The analyses and opinions presented in these commentaries are personal to the author.

Recent weeks

Healing the wounds of the past
  18 Jan 2009

Happy New Year
  11 Jan 2009

The sad numbers
  31 Dec 2008

  21 Dec 2008

The farewell kiss
  14 Dec 2008

Regrets –he’s had a few…
  7 Dec 2008


The Week in Iraq

The consequences of state-collapse

by Lily Hamourtziadou

24 Feb 2008

Turkey invaded again this week. Thousands of Turkish troops marched into northern Iraq, bombing, shooting, attacking by land and by air. Over 100 Kurdish peshmerga have been reported killed so far; no civilian deaths yet, as most of the villages the troops attacked were devoid of people. They had already run for their lives. Where to? Who knows? Where do people run to when they flee their homes, as an army approaches? Where do they find food and shelter in an impoverished country, a country of terror?

The spokesman for the Iraqi government Ali Dabagh issued this statement:

‘The Iraqi government calls on Turkey to respect the sovereignty and the unity of Iraq. The government considers the unilateral military operation and transgression of the Iraqi border as threats to the security and stability of the region, despite regarding them as the violation of Iraq sovereignty.’

The ‘sovereignty and unity’ of Iraq. So this is what happens when a ‘sovereign’ state is attacked and its citizens are killed. Its government calls on the attackers to respect it. Its army does not even interfere. This is what happens in a state where there is ‘unity’. The citizens have to defend it alone and fight the invading army themselves. As for the American ‘protectors,’ they had been ‘notified’ of the attack, according to White House spokesman Scott Stenzel, by Turkey, their NATO ally, and they too chose not to interfere.

Because all that matters is alliances. Whose side one is on. Who cares about the citizens of Iraq? Who grieves over their deaths? Not the Iraqi government, that’s for sure. As Iraq is rocked by bombings, as its citizens’ blood is spilt, as yet another invasion is taking place, the PM, al-Maliki, leader of this ‘sovereign state,’ flies to London for routine medical tests.

The consequences of state-collapse were evident in Iraq this week. The uncontrollable violence; the fleeing innocents; the population left defenceless; the lack of leadership; the vulnerability of the whole state as yet another country crosses its borders virtually unhindered.

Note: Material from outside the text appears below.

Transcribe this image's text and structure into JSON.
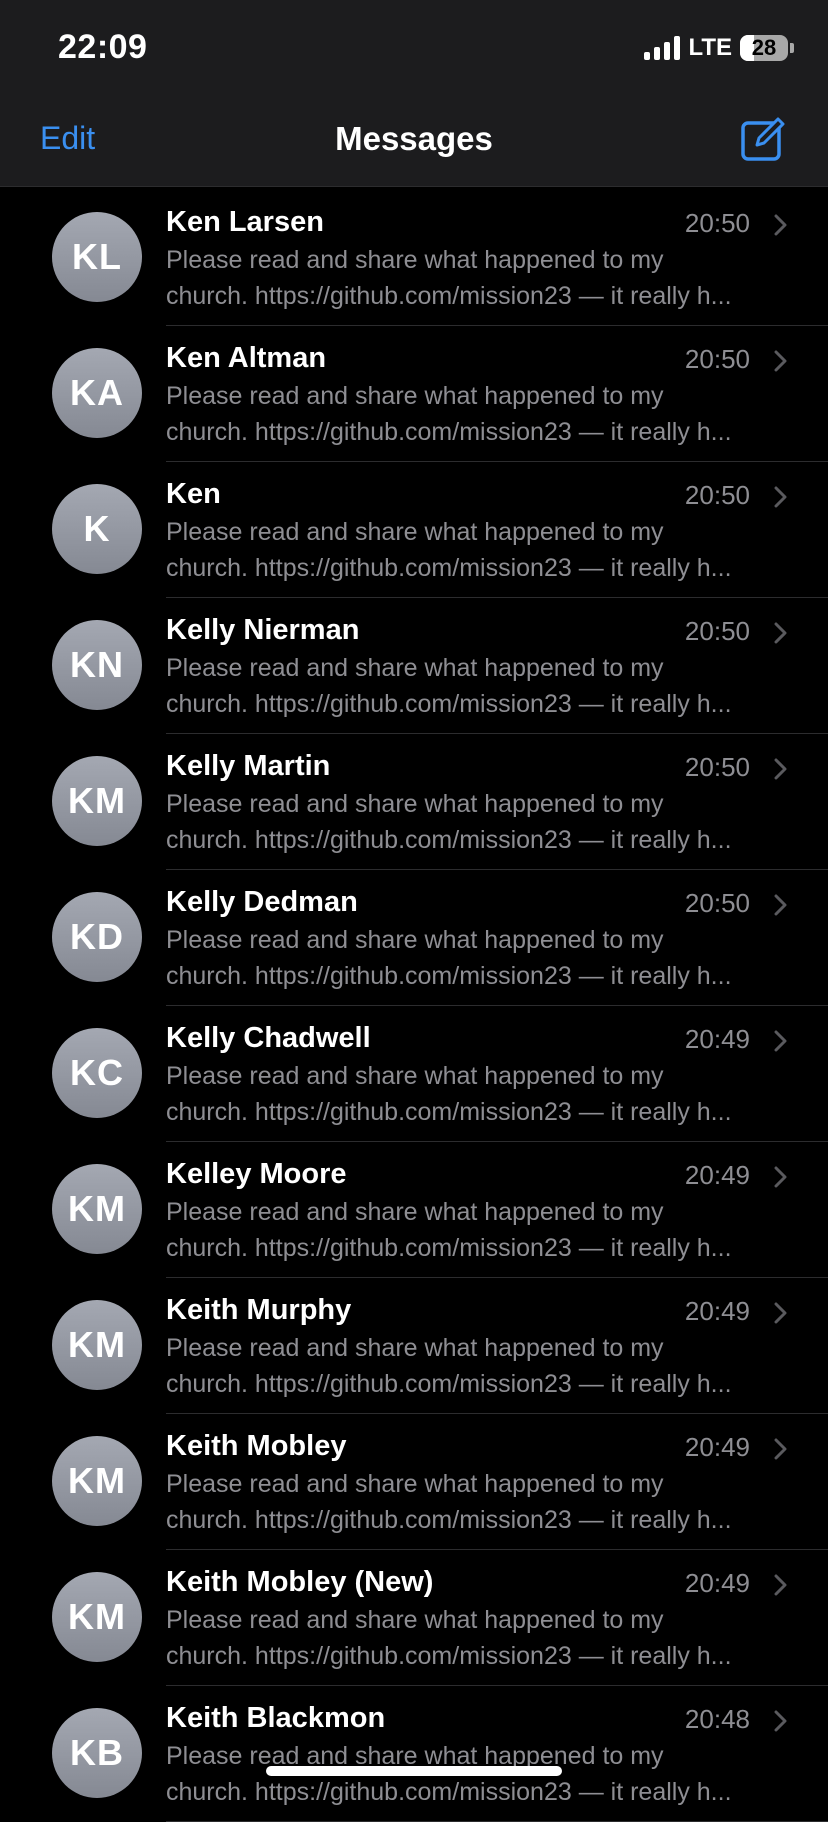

Moqtada al-Sadr ordered his army to prolong its ceasefire for another six months. A good decision, no doubt. But he could have chosen not to. He could have decided to start fighting again, killing the innocent and the guilty alike. Who could have stopped him? Who is in charge in Iraq exactly? Whether there is peace or war, security or daily terror, depends on decisions made by various parties, at will, cruelly, recklessly, sometimes mercifully. One just never knows. This is what happens when a state collapses.

This week 235 civilians lost their lives to violence in Iraq. At least 11 of them were children. In the worst attack of the week, a suicide bomber killed 63 Shia pilgrims in Iskandariya; it was the third ‘major’ (with 50 or more killed) attack this year, and the second such attack in February. In fact, the death toll in February is already higher than that of January. For the first time since September, after the steady decline of the last few months, the death toll is up this month.

Meanwhile, a survey of US military officers revealed that 88% of those surveyed believe the demands of the Iraq war have ‘stretched the US military dangerously thin’ and so the US would be unlikely to wage another major war, for the time being at least.

Finally, some good news.